Count the lines below that include "from". Only the number should be given.

··· Data excerpts ···

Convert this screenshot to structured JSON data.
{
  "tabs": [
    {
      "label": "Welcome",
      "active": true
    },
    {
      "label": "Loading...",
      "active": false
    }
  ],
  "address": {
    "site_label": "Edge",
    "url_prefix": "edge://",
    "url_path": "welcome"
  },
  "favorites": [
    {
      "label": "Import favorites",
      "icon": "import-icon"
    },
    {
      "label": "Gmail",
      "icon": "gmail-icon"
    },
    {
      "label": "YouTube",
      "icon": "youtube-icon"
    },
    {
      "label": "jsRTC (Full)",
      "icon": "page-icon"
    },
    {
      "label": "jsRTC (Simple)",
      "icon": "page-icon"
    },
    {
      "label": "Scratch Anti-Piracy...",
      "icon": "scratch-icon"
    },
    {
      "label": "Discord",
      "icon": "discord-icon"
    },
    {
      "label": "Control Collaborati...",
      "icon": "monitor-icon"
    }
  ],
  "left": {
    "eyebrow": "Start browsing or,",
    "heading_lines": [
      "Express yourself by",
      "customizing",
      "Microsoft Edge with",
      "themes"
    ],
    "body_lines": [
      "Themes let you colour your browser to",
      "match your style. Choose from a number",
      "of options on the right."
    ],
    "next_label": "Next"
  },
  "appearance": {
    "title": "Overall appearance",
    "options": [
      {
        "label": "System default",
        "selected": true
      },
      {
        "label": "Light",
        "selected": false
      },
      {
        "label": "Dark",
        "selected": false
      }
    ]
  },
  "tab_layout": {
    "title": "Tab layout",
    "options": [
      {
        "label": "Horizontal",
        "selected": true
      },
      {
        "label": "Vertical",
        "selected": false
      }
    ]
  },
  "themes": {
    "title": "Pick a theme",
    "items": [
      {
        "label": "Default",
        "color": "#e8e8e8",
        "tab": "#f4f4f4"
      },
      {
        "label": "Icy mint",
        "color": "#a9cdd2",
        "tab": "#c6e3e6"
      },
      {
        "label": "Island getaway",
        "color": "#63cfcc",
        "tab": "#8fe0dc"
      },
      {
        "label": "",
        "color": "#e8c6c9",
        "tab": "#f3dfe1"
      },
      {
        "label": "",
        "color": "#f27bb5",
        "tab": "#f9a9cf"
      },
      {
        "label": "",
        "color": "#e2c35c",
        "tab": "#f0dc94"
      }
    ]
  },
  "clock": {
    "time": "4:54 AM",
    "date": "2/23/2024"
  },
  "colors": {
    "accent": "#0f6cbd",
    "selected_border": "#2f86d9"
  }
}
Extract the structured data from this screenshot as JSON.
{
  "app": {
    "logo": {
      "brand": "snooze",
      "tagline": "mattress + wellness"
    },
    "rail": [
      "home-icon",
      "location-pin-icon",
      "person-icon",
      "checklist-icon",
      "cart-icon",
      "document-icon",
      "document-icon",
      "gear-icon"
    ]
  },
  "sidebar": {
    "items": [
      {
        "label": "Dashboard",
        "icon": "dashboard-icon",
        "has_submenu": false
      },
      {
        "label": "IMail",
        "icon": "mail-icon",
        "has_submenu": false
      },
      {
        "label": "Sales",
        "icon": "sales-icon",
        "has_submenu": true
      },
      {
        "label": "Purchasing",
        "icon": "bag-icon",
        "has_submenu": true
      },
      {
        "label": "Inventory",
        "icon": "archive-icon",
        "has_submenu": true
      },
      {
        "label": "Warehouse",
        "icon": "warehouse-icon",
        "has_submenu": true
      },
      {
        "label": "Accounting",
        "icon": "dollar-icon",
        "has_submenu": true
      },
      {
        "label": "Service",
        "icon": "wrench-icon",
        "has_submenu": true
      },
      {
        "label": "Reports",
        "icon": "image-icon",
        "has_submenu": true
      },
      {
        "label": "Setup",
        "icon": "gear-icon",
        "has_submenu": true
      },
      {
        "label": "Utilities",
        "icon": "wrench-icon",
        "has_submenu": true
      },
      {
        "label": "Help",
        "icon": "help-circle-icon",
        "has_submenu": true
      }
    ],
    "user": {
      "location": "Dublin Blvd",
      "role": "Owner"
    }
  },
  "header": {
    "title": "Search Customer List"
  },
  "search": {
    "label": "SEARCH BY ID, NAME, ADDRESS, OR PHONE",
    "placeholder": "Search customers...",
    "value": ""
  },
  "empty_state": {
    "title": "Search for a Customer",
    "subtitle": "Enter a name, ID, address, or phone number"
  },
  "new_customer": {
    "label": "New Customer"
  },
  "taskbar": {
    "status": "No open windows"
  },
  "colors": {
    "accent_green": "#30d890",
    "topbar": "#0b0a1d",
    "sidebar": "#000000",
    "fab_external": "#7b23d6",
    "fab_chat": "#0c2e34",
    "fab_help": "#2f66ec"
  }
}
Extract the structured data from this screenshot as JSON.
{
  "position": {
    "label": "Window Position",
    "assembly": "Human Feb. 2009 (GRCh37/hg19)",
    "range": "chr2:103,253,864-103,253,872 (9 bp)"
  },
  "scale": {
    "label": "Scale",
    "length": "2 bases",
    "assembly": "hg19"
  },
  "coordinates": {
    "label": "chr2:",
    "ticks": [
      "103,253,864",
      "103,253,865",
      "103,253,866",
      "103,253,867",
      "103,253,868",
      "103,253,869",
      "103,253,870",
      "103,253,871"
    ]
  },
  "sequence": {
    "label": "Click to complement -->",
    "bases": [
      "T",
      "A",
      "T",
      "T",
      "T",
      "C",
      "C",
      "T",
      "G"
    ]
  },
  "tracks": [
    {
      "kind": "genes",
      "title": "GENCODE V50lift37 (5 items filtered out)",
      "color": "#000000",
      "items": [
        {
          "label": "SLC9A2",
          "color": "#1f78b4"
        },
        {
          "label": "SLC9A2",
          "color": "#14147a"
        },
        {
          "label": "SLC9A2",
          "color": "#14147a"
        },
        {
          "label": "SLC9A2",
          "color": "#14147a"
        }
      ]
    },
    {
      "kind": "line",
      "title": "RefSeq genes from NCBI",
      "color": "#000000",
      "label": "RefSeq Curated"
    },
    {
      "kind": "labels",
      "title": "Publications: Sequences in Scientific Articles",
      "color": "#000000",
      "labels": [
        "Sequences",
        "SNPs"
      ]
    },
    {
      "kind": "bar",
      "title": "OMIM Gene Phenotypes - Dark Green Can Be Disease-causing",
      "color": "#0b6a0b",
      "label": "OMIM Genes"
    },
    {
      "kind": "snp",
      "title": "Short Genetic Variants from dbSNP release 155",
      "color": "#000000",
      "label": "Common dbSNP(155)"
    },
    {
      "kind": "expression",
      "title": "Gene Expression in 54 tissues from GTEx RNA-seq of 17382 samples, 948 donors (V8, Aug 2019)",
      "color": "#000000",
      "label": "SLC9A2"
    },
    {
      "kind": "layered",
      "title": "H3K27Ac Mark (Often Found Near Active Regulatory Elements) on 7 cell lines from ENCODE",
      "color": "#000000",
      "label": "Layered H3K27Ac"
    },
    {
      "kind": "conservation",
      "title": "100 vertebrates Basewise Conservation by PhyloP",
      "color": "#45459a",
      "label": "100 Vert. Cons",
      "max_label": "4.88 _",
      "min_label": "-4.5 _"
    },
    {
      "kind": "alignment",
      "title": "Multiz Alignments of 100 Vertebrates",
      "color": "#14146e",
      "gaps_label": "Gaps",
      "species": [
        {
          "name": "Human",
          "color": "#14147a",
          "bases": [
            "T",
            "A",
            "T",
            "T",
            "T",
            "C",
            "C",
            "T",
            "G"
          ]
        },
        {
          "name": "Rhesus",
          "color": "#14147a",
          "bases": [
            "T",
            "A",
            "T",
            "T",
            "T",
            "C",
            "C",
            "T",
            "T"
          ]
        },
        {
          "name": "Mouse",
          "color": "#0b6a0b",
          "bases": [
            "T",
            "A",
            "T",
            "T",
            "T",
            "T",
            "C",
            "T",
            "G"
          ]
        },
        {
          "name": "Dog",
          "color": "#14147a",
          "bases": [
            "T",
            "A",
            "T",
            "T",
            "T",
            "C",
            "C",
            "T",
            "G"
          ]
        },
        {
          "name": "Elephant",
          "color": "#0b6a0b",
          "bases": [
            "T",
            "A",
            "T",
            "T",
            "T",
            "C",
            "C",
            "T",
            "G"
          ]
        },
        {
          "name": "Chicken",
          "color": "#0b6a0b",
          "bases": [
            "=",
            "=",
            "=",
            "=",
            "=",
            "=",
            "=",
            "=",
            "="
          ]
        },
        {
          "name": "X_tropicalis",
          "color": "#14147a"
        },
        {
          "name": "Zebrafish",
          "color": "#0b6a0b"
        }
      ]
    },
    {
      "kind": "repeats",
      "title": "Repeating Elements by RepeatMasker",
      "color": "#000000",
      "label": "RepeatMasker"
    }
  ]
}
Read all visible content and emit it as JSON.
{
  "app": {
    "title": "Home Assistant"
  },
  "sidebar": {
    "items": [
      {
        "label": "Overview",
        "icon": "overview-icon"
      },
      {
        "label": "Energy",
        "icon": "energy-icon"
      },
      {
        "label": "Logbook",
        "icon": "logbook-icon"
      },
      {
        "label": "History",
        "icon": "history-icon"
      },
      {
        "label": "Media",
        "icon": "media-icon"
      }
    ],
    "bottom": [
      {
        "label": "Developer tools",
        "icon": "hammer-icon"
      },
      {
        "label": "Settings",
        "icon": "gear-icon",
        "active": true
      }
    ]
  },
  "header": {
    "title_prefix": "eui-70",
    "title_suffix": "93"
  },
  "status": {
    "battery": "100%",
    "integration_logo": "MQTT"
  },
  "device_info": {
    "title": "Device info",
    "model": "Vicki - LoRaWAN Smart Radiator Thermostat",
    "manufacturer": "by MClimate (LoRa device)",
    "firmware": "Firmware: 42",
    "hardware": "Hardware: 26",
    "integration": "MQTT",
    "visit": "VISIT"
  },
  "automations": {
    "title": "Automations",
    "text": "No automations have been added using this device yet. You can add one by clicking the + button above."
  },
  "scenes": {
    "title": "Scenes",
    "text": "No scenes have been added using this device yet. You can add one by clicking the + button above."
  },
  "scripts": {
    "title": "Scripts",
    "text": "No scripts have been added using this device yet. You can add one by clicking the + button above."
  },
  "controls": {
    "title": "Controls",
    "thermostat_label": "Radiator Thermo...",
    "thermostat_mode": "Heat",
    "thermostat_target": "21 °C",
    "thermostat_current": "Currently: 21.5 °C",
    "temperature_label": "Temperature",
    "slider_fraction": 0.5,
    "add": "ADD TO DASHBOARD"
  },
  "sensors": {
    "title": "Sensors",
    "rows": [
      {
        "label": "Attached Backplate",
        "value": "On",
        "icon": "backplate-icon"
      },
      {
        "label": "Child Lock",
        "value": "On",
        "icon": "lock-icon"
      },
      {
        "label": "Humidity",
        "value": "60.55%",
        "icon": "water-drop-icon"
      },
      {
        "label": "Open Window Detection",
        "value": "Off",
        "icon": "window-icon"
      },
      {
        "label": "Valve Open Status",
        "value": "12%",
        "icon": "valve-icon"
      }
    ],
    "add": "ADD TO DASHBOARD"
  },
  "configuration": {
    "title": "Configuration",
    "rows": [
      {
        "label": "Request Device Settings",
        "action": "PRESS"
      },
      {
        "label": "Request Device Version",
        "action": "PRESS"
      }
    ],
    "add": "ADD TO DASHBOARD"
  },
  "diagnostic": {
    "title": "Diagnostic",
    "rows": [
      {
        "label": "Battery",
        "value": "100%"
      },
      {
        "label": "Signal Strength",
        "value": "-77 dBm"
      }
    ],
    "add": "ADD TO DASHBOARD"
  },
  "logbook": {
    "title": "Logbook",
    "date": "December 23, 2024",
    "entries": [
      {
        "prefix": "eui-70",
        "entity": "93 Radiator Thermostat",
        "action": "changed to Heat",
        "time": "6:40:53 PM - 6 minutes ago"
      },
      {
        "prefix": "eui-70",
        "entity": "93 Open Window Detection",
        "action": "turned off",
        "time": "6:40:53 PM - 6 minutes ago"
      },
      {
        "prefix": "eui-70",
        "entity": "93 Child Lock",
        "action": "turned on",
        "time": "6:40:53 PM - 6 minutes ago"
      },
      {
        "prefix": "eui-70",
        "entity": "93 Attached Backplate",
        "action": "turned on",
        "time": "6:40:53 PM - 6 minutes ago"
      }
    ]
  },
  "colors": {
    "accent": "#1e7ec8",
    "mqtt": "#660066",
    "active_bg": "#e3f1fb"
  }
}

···

(Problem solution): 7